Items from an interface collection

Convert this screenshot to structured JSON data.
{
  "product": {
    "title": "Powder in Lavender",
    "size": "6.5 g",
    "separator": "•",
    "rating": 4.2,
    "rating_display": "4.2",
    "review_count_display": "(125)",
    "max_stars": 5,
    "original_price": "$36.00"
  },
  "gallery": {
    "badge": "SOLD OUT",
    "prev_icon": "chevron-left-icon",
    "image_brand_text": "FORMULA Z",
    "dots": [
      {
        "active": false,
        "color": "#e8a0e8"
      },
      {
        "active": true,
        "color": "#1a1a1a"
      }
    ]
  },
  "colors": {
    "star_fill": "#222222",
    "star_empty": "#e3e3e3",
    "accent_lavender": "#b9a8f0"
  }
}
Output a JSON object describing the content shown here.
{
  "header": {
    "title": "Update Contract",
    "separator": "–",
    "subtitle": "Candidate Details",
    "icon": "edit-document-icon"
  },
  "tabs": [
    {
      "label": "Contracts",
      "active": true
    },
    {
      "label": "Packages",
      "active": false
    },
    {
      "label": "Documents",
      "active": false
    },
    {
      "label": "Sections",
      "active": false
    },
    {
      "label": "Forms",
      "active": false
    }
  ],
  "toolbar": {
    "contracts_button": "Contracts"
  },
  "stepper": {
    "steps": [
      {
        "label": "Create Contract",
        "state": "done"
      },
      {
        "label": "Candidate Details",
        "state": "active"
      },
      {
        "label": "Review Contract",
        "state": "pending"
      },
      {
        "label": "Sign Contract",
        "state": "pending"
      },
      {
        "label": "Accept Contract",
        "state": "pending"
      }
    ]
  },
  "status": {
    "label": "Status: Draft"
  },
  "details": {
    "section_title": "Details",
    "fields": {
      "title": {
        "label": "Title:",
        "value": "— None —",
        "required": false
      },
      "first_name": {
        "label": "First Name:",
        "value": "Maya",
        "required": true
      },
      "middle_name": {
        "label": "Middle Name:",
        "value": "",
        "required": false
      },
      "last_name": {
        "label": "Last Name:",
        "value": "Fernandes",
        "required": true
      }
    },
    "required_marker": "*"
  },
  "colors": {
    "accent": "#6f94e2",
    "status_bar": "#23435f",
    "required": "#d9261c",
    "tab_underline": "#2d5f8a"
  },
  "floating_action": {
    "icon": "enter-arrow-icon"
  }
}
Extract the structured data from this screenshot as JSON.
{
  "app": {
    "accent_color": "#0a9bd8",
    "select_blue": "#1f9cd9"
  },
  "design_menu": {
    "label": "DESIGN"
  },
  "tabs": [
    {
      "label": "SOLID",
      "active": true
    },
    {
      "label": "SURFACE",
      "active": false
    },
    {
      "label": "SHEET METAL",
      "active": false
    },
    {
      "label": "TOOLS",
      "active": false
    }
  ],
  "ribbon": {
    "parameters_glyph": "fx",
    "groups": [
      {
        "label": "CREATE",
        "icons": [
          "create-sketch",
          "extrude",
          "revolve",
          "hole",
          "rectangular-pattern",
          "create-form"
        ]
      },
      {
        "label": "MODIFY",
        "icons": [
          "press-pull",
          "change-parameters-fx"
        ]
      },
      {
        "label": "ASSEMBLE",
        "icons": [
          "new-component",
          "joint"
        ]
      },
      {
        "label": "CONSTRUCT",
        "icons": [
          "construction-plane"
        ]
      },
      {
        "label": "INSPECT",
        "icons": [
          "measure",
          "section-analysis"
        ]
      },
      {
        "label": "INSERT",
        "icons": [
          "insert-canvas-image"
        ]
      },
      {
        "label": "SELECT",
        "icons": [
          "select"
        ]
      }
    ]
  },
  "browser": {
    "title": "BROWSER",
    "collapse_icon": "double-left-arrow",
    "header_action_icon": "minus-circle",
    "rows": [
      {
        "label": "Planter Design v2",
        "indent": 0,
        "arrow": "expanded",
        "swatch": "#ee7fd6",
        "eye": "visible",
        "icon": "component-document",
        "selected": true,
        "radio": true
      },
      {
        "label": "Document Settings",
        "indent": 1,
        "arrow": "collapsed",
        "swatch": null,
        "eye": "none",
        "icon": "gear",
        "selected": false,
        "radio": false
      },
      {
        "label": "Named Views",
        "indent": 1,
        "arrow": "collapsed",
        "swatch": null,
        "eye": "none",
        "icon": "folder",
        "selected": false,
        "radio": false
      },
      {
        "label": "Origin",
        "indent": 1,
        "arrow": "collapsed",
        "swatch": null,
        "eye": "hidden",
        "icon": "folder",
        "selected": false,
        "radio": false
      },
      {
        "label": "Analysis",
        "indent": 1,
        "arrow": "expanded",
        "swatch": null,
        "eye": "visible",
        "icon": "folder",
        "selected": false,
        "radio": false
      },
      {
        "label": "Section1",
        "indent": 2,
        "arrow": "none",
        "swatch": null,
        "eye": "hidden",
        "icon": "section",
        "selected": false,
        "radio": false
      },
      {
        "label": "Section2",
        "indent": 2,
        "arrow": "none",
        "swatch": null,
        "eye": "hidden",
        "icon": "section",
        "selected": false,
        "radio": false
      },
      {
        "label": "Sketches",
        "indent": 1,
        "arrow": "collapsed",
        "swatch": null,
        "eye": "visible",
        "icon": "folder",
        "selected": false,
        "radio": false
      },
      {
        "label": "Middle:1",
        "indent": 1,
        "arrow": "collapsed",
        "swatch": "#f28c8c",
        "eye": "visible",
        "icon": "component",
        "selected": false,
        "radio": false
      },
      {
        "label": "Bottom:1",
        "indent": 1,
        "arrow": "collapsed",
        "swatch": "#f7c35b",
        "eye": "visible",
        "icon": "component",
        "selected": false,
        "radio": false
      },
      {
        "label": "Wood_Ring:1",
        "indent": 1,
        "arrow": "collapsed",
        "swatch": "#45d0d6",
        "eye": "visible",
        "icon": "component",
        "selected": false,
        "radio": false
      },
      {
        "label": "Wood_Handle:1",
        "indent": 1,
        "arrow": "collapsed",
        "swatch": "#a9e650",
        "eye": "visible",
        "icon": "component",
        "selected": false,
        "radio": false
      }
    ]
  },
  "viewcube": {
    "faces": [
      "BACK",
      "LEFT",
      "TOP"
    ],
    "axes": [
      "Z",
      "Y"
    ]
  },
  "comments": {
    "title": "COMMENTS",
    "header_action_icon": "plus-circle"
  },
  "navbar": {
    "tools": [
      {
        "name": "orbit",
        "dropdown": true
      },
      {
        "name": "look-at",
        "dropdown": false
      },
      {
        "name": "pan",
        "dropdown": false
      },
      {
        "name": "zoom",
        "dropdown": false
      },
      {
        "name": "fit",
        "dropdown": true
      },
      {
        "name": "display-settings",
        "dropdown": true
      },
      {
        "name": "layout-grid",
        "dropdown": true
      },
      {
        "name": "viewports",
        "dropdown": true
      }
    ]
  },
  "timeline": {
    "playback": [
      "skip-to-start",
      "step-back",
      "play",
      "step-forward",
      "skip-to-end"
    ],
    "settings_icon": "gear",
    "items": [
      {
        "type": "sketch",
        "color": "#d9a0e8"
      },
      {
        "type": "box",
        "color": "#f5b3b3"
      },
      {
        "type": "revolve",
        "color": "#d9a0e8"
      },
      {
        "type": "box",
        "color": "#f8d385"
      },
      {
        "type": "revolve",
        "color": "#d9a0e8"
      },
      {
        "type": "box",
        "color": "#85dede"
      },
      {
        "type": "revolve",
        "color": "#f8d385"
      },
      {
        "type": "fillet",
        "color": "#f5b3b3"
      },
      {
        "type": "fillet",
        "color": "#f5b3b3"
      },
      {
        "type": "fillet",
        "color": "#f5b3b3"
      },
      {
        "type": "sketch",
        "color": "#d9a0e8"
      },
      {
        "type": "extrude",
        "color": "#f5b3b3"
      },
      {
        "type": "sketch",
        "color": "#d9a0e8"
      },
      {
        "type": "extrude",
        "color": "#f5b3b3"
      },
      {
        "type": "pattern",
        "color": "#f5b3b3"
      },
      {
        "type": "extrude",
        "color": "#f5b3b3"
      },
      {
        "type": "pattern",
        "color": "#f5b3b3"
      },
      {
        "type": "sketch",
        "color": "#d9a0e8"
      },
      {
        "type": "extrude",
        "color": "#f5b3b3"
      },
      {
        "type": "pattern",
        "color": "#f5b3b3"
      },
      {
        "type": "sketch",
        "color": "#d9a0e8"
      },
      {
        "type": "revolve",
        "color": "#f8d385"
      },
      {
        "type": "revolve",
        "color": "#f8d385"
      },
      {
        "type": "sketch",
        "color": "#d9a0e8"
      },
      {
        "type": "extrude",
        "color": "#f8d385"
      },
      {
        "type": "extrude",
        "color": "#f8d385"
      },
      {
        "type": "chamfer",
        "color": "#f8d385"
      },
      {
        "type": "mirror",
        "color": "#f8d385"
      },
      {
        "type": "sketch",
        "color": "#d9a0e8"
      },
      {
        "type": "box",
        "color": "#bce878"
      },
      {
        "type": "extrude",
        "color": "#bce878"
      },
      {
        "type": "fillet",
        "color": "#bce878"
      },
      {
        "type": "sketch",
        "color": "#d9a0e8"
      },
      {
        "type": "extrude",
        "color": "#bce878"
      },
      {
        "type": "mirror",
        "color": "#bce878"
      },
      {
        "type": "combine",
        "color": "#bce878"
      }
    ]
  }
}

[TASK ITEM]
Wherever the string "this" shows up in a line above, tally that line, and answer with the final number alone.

[SOLUTION TO THE PROBLEM]
2